It was not so long after this photo was taken. Roadrunner, Clark Kent, Zippy and I had eaten our lunches while swatting gnats at a shelter just before Tinker Cliffs. We were full of peanut butter, except for Roadrunner, who is from Germany. (Apparently PB is a uniquely American taste, like Vegamite to Australians.) The day was warm, and we climbed quickly to the ridge. The trail in this section of Virginia has stayed mostly atop ridges, and so has been unexpectedly dramatic, despite relatively low elevations. But this afternoon’s walk would prove to be the most dramatic yet.
It often happens that the sky on one side of a ridge will be robin’s-egg-blue, and on the other side will be hazy or gray. Such was the case that afternoon. To our left, the valley and town below bathed in peaceable sunshine. But to our right, the green hills and blue reservoir were topped by an army of dark clouds, which marched toward our perch at a quick clip. The light on that side was strangely yellow, and a foreboding breeze puffed our sleeves and made goosebumps rise on our right legs and arms.

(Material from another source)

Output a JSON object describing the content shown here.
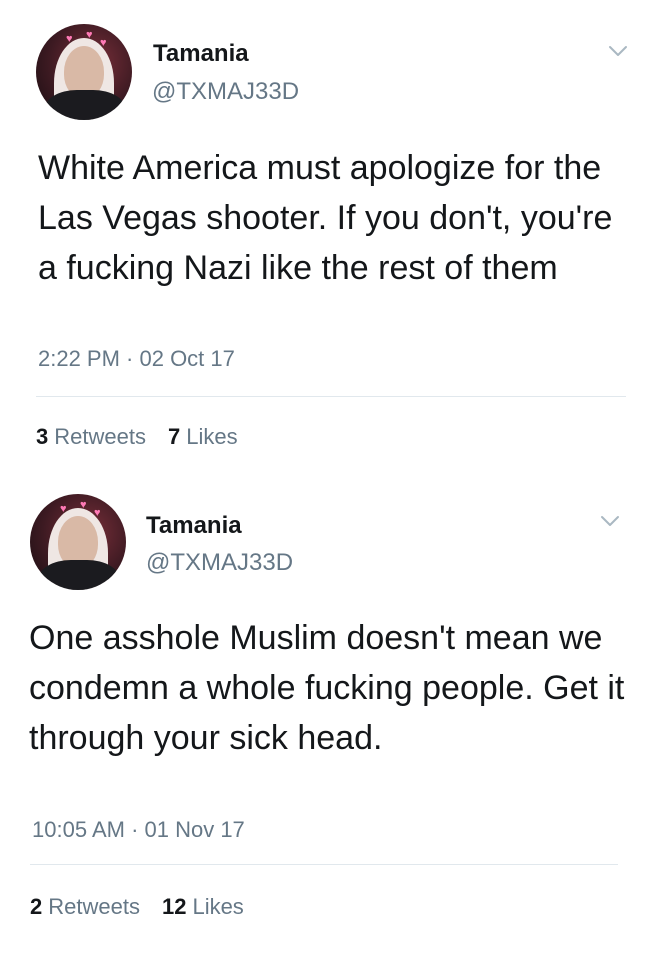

We’d seen the chance of a storm in the forecast, so we crouched behind a tall, toothlike row of rocks to secure our dry bags and ready our rain gear. One by one, we emerged from the windbreak and darted forward down the trail.

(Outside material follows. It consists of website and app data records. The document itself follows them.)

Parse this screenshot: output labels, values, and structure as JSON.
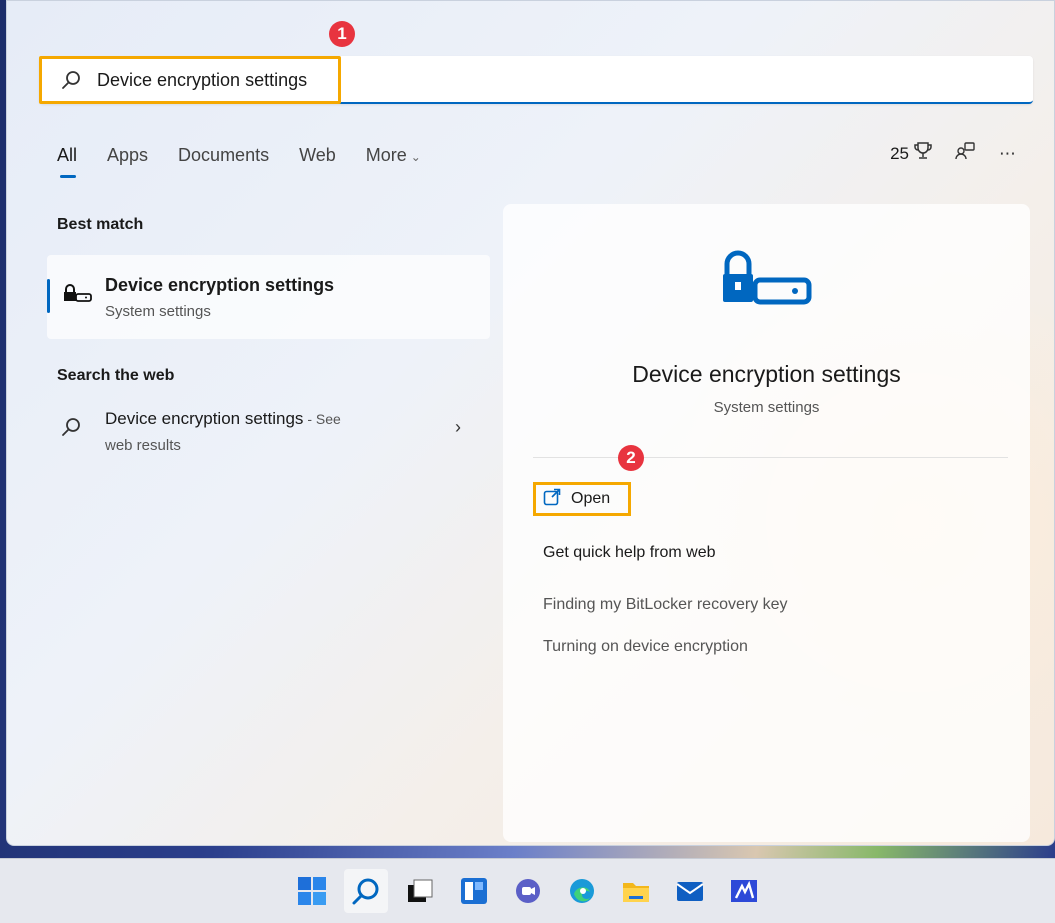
{
  "search": {
    "value": "Device encryption settings",
    "placeholder": ""
  },
  "badges": {
    "step1": "1",
    "step2": "2"
  },
  "tabs": [
    {
      "label": "All"
    },
    {
      "label": "Apps"
    },
    {
      "label": "Documents"
    },
    {
      "label": "Web"
    },
    {
      "label": "More"
    }
  ],
  "top_right": {
    "points": "25"
  },
  "left": {
    "best_match_title": "Best match",
    "best_match": {
      "title": "Device encryption settings",
      "subtitle": "System settings"
    },
    "search_web_title": "Search the web",
    "web_result": {
      "title": "Device encryption settings",
      "see": " - See",
      "subtitle": "web results"
    }
  },
  "right": {
    "title": "Device encryption settings",
    "subtitle": "System settings",
    "open_label": "Open",
    "help_title": "Get quick help from web",
    "links": [
      "Finding my BitLocker recovery key",
      "Turning on device encryption"
    ]
  },
  "colors": {
    "accent": "#0067c0",
    "highlight": "#f5a800",
    "badge": "#e8343f"
  },
  "icons": {
    "search": "search-icon",
    "lock_key": "device-encryption-icon",
    "open": "open-external-icon"
  },
  "taskbar": [
    "start-icon",
    "search-icon",
    "task-view-icon",
    "widgets-icon",
    "chat-icon",
    "edge-icon",
    "file-explorer-icon",
    "mail-icon",
    "store-icon"
  ]
}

Energy rose in the wind. The high-altitude, intoxicating smell of ozone filled my lungs. For some reason, I welcomed the rain. I had seen the clouds and knew it was coming. I suspected it would be brief, and then it would be gone. Best to accept it, relish it even, and let it go. Why hide? Why shrink? So I kept jumping between the jagged rocks and following white blazes, glancing between footfalls at the incoming spirit to the west.

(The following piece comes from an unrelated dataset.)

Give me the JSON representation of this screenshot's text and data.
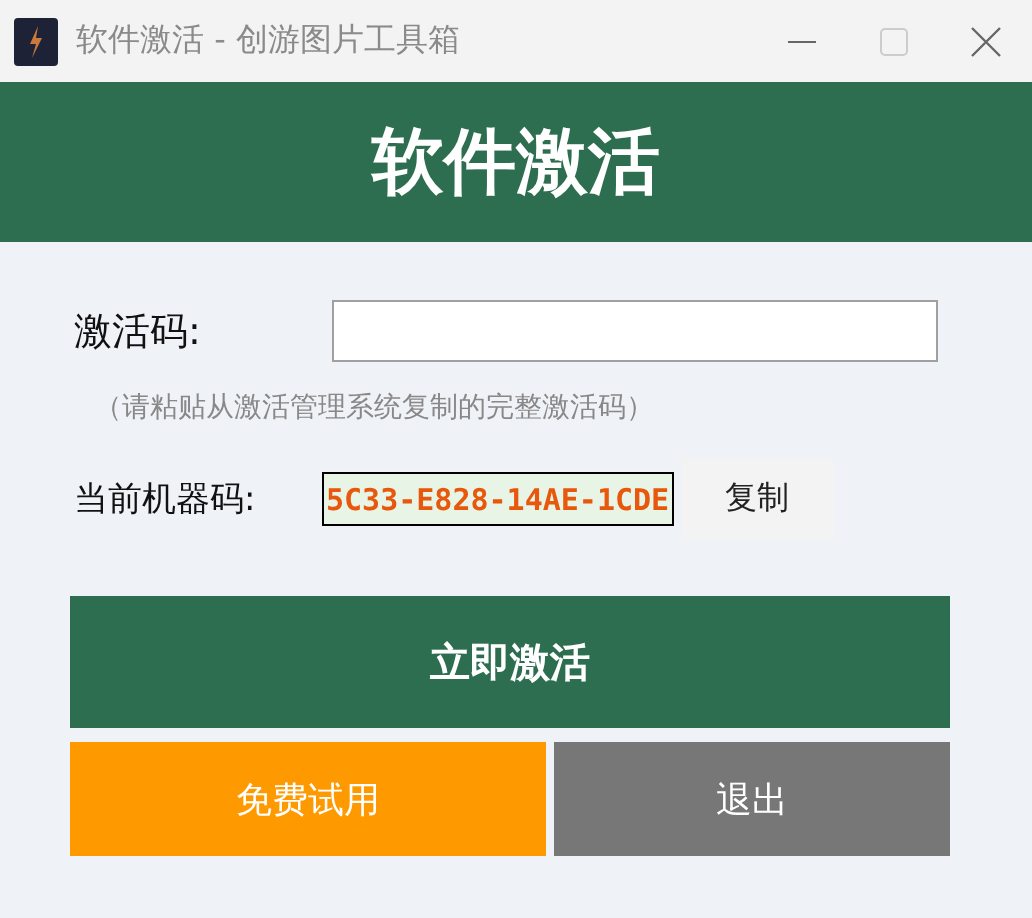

It did not disappoint. There was no thunder or lightning, but the wild, windy rain was magic. It started with scattered drops and grew to a gusting, symphonic force. It filled the springs from below, the rivers from above, and soaked my right pants leg but left the left side dry, blowing in only from one side. The tiny speck that was me disappeared into the greater force of the front. I was only another mouse or moss or stone, subject and witness, not actor.
And then, the light appeared. Even as the rain hurled down and the gray squall pressed from above, the reservoir and hills below were illuminated. The sun had cut through, and though it was invisible upon the ridge, its light mirrored below. It was the light people see in near-death experiences. It was at once golden and white. It radiated and attracted. It was like a birth canal. And the land looked like Eden, like heaven, like Hawai’i, like the Appalachians before man touched them. We shouted and pointed. I was the happiest mouse or moss or stone. My heart felt as large as the mountain. Something touched me, though I couldn’t say what the message was. It was enough to be there.
The rain blew past and we began to dry off, savoring the glow and dwindling energy. Giant power lines rising from the reservoir’s dam sliced through the woods at intervals, buzzing and humming, and each time we entered one of their clearings, we were given astonishing, if unnatural, views. Roadrunner crowed over a fragment of rainbow, and I knew the storm was past.
We walked down the hill and I felt myself coming down, literally, but also as if from a drug. I felt content, inert, spent. The newly unfolded green leaves canopied over us, bright as the lithe, yellow-eyed snake Roadrunner had spotted across the trail that morning. Like me, the trees were still quivering from the squall.